[[ Dataset content open ]]
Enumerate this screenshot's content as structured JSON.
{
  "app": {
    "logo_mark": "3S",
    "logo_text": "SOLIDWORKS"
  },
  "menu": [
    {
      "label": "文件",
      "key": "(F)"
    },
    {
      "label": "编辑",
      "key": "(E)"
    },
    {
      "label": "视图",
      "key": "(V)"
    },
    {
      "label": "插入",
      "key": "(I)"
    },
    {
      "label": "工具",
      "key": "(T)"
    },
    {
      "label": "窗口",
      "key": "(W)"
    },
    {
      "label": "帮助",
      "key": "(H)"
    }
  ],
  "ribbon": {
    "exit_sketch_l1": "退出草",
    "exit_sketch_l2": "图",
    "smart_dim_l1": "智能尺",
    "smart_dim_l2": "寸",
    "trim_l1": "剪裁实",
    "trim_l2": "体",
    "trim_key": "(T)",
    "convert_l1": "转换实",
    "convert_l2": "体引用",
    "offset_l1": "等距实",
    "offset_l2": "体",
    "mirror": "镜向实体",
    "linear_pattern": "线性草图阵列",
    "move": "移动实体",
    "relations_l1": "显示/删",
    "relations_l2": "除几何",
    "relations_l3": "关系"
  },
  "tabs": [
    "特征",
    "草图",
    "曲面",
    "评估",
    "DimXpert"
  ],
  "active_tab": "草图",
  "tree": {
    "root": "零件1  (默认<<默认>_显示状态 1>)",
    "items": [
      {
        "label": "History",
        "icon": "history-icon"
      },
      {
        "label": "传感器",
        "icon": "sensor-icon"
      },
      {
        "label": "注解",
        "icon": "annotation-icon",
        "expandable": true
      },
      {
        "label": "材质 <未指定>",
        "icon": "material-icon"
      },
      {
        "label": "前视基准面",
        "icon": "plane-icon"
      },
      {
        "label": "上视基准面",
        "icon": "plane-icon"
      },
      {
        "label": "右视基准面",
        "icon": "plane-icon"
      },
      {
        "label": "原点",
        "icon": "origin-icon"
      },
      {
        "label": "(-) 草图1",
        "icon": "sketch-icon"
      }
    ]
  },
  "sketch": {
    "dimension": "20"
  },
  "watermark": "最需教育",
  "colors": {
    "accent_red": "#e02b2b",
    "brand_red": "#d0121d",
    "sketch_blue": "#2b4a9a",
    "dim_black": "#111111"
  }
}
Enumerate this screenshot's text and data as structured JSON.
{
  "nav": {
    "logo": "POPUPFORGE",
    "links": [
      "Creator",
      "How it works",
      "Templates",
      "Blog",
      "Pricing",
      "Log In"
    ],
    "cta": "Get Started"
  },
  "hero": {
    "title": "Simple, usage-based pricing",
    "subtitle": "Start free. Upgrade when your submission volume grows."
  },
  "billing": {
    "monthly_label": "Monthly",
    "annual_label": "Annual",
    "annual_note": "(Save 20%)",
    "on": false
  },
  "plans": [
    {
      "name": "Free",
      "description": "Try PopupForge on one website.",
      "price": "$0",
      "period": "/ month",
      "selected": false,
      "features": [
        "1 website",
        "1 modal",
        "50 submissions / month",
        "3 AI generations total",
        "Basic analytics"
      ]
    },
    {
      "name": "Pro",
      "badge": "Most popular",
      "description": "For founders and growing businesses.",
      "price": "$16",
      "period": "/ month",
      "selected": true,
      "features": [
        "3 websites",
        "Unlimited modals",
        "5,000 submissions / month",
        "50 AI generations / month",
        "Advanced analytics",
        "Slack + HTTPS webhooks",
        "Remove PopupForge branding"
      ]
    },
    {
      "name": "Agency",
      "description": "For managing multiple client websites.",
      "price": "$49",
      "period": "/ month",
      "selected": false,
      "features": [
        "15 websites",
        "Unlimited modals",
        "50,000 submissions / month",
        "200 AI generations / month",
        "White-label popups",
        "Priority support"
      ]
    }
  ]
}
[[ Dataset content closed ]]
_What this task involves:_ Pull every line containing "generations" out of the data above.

_Solved exercise:_
        "3 AI generations total",
        "50 AI generations / month",
        "200 AI generations / month",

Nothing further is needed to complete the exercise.